2019:03 Evaluation of the hydrodynamic model in PARET/ANL


The fuel rod analysis program SCANAIR has been developed by IRSN (Institut de Radioprotection et de Sûreté Nucléaire) for analysis of reactivity initiated accidents (RIA) in light water reactors. The Swedish Radiation Safety Authority (SSM) has access to SCANAIR in exchange for annual contributions for its further development. This ensures a possibility for SSM to do own analysis of fuel rods in reactivity initiated accidents. The development and administration of the program is done by Quantum Technologies AB on assignment from SSM.

SSM’s development of SCANAIR is primarily focused on the thermohydraulic models, with the aim of improving the analytical capabilities for fuel in boiling water reactors. In a previous work, a two-phase flow model was developed, which was incorporated by IRSN in SCANAIR V_7_5. The present work is the 2017 contribution to SCANAIR development and contains an evaluation of alternative models and concepts that will improve the aforementioned two-phase thermohydraulic model in SCANAIR. The model is based on the two-phase hydrodynamic model used in the PARET/ANL computer program developed by Idaho National Laboratory (INL) and Argonne National Laboratory (ANL) in the 1960s.


This current project has identified and assessed hydrodynamic models that would facilitate a better description of the effects of water density, the difference in velocity between water and steam and the friction in the water channel, if implemented in SCANAIR. Improvements like these lead to a better understanding of the phenomena that are acting during an event and will in the future result in better analytical models for the safety analysis of nuclear power plants.
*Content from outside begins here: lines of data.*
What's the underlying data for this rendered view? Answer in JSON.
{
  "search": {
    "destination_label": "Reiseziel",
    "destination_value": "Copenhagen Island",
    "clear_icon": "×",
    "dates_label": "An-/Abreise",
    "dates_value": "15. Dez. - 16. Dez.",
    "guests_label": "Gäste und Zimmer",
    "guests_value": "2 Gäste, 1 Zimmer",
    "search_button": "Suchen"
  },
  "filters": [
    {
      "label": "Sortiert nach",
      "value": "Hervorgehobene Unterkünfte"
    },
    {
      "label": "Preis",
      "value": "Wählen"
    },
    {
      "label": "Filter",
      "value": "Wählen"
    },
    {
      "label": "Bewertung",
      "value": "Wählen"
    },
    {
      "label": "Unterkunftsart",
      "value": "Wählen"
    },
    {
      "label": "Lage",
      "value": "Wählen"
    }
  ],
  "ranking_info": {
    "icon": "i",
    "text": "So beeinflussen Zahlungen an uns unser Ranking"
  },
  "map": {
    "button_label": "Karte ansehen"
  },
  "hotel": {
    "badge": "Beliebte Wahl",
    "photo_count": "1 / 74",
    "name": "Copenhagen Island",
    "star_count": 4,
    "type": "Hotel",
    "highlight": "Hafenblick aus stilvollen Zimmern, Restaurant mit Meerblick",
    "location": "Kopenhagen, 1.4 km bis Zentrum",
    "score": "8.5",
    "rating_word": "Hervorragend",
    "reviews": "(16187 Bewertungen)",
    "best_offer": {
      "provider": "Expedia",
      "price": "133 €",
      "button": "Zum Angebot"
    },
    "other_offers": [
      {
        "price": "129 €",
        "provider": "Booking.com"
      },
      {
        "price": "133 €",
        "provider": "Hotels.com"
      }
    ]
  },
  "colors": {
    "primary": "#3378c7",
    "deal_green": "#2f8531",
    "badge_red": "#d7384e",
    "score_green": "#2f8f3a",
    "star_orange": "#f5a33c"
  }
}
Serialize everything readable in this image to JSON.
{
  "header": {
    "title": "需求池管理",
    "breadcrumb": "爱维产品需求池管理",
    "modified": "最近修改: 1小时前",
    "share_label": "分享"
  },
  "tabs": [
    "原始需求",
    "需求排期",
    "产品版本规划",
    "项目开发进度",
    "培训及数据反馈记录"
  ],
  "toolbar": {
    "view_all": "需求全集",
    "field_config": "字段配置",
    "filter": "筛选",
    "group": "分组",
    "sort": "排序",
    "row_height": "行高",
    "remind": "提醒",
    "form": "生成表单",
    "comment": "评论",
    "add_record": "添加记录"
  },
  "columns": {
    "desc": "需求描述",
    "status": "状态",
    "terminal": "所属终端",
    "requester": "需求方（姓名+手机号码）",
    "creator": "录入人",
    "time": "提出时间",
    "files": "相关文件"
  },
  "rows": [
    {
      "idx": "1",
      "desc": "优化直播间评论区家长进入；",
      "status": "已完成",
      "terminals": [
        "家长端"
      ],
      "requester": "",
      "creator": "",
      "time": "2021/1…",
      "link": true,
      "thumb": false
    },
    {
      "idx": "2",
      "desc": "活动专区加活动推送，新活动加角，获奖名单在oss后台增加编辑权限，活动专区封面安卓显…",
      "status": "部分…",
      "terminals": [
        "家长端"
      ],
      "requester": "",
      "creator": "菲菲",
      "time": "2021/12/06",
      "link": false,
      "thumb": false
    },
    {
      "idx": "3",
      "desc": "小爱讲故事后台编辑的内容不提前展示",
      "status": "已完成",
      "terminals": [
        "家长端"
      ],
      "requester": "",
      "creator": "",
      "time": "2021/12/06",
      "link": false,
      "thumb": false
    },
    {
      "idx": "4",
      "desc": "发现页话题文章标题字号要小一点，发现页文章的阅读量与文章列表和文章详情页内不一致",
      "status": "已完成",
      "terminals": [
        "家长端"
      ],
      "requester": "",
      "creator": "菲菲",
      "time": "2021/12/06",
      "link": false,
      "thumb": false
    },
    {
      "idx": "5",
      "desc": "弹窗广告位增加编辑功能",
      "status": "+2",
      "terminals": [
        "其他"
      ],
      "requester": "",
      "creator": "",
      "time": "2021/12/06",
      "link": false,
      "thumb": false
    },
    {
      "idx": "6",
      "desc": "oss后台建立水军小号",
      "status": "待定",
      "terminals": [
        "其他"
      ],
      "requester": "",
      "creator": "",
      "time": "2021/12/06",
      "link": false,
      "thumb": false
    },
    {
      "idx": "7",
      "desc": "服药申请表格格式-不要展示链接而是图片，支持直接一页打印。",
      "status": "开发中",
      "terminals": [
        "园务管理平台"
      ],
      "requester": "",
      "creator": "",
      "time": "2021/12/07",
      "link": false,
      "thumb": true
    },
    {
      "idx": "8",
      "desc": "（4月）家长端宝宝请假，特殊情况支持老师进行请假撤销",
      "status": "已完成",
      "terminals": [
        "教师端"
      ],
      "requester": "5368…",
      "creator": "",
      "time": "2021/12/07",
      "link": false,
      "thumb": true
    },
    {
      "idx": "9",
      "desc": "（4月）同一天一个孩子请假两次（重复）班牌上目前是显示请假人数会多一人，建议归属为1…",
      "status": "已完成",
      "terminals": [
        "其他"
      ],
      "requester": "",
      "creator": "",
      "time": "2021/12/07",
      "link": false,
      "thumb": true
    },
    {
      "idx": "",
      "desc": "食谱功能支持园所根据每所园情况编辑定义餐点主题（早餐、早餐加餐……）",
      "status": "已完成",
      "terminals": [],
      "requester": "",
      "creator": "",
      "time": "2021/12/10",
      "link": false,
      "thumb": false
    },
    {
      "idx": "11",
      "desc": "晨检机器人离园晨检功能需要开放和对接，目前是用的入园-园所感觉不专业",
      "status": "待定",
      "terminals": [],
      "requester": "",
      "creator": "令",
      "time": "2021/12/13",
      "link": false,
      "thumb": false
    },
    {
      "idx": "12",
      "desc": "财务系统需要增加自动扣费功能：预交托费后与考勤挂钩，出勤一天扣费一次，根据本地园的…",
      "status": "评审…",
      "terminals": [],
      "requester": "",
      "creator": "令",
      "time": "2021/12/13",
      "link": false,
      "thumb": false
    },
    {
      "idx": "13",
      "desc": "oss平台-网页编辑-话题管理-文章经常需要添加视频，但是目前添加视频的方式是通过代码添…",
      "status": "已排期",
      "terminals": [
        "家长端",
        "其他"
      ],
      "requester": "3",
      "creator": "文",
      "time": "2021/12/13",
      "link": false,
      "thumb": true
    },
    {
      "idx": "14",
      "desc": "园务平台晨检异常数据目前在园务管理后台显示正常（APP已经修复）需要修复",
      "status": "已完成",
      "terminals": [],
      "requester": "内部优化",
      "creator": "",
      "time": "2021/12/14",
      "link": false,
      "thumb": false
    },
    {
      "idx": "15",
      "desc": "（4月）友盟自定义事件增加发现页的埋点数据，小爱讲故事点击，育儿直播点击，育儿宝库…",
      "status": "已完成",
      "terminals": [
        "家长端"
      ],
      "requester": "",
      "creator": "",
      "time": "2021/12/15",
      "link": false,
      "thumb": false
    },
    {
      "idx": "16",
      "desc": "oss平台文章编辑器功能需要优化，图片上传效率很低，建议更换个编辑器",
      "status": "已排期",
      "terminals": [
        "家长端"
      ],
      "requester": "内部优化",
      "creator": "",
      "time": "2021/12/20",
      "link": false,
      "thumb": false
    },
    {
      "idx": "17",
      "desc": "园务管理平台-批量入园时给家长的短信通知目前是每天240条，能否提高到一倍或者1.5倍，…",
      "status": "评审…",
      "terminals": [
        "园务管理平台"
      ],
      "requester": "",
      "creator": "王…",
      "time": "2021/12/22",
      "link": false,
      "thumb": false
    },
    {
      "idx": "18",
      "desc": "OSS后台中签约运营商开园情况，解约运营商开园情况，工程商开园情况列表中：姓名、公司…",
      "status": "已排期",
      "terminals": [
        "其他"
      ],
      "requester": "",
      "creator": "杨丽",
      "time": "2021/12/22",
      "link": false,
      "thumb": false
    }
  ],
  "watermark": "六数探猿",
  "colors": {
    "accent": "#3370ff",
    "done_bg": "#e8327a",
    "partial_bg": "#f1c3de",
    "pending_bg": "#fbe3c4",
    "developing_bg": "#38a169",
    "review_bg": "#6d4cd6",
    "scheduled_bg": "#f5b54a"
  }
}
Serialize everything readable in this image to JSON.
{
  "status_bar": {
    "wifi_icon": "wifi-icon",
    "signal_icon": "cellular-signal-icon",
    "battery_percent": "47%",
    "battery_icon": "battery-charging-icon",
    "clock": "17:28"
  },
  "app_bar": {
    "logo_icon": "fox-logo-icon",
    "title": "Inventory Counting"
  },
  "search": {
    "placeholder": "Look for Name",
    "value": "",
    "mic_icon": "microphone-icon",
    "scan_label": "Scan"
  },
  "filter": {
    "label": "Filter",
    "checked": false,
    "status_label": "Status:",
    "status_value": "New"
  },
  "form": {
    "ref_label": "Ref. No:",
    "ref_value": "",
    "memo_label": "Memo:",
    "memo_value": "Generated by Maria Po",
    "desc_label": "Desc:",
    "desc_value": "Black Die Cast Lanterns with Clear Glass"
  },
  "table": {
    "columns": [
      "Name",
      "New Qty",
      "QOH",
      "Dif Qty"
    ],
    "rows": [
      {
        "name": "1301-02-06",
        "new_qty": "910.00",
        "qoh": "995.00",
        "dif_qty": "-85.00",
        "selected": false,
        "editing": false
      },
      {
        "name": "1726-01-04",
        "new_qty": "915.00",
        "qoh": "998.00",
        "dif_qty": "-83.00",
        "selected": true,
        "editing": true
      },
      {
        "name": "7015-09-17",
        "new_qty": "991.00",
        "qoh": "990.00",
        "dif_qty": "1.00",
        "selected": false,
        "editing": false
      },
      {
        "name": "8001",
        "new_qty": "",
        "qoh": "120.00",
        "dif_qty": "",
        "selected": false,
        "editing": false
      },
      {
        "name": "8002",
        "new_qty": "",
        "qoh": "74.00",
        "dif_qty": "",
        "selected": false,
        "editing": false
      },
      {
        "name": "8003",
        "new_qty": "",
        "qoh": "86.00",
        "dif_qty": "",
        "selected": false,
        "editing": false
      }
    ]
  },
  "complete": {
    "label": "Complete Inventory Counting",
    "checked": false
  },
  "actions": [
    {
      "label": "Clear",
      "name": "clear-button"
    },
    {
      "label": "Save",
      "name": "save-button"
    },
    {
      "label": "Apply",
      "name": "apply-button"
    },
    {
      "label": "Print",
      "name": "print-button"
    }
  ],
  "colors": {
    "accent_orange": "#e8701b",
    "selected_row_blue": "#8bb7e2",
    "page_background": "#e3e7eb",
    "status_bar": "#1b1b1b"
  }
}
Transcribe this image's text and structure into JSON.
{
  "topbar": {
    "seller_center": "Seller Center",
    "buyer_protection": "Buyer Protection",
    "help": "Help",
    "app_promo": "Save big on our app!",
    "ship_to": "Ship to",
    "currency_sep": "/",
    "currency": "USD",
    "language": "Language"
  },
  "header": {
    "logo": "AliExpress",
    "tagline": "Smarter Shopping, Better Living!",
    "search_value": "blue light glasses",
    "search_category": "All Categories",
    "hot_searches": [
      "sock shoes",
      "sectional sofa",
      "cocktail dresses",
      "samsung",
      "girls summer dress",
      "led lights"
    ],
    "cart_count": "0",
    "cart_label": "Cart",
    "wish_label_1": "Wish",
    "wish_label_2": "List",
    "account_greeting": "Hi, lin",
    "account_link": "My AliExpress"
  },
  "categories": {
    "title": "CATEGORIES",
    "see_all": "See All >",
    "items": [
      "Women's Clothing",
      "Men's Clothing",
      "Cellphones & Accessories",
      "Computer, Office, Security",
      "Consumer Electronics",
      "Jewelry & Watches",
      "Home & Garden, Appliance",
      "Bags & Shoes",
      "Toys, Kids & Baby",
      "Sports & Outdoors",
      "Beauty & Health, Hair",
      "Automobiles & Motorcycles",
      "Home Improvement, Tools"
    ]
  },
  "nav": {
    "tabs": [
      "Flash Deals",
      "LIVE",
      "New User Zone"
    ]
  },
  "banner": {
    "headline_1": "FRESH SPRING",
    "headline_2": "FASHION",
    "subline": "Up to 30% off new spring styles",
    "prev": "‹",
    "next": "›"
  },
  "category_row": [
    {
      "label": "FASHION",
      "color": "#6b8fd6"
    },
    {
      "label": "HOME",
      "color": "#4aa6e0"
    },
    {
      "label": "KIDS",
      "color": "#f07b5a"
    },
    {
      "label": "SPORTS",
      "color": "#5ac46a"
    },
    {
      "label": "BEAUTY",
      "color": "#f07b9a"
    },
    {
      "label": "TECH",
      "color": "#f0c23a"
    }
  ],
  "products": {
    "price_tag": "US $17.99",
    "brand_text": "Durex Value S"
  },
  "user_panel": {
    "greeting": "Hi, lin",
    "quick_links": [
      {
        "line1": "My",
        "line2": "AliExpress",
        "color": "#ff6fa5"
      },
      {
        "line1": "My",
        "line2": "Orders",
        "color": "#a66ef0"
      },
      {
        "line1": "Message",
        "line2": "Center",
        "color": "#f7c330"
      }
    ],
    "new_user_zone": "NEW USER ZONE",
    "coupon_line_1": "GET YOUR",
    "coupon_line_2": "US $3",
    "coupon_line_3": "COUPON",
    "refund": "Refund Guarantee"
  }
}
Knowledge of phenomena occurring in a fuel rod during an event and how these phenomena are implemented in analytical tools is essential to SSM for the supervision of nuclear power plants. The current project also enables SSM to actively be a part of the large efforts that are made internationally with testing, understanding and improving the tools for analysis of reactivity initiated accidents.